    Hike and Bike/Foot Trials: There are 35 miles of hiking and biking trails located around 40-Acre, Elm and Hale Lakes and interconnect. Alligator viewing is best from the 40-Acre and Elm Lake Trail system. Foot trials take visitors off the beaten path into the hardwood forest. An Outdoor Guidebook will assist visitors in learning about the parks different ecosystems and outdoor safety. The guidebook is available on the volunteer web site or for sale only at the Nature Center Gift Shop.

  • Horseback Riding

    There is 8 miles of equestrian trails and primitive equestrian campsites.

  • Picnicking

    Picnicking areas are located through-out the park.

  • RVing

    Campground is equiped to handle larger RVs. Electricity and dump station available.

Seasonality/Weather

There are at least three free interpretive programs and hikes offered every weekend. Interpretive staff and volunteers offer weekday guided hikes and programs for schools and other educational organizations. Fees and reservations required. The Nature Center is open Monday - Friday from 11 a.m. to 3 p.m. and Saturday-Sunday from 9 a.m. to 5 p.m.. It's "Habitats and Niches" display offers an unusual "hands-on" alligator discovery area, a tactile model of the park, freshwater aquarium, live native snake species, a touch table and an open-captioned orientation video for all visitors including those with hearing impairments. The George Observatory is located in the park and is open Saturdays from 3 p.m. to 10 p.m. For information on stargazing programs/passes and other programs, call the Observatory at 979-553-3400 or at 281-242-3055

Directions

Driving
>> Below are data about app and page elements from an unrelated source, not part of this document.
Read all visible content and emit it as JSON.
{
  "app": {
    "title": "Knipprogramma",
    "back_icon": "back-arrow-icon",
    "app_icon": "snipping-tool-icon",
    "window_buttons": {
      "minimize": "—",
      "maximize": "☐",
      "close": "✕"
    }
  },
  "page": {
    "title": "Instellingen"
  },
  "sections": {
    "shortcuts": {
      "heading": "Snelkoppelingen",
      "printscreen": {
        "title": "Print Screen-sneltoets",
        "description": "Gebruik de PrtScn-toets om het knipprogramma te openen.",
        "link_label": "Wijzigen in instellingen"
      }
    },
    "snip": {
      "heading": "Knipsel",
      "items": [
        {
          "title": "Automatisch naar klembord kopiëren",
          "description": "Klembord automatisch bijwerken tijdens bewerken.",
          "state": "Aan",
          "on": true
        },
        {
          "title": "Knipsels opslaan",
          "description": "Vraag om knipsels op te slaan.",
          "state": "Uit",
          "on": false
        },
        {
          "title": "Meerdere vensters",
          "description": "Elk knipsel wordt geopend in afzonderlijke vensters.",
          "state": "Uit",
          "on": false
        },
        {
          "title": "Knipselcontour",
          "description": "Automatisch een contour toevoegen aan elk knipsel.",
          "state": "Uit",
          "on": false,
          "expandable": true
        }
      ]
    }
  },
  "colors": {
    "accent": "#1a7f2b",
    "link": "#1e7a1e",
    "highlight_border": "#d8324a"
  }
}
The park is approximately a one-hour drive from downtown Houston. Take Highway 59 South to the Crabb River Road exit. You may also take State Highway 288 south to FM 1462 West. Follow FM 1462 to FM 762 North. From the south follow State Highway 288 North to the FM 1462 exit or take State Highway 36 to FM 1462 East. All routes are marked with brown signs to guide you.

Phone Numbers

Primary

(979) 553-5102

Links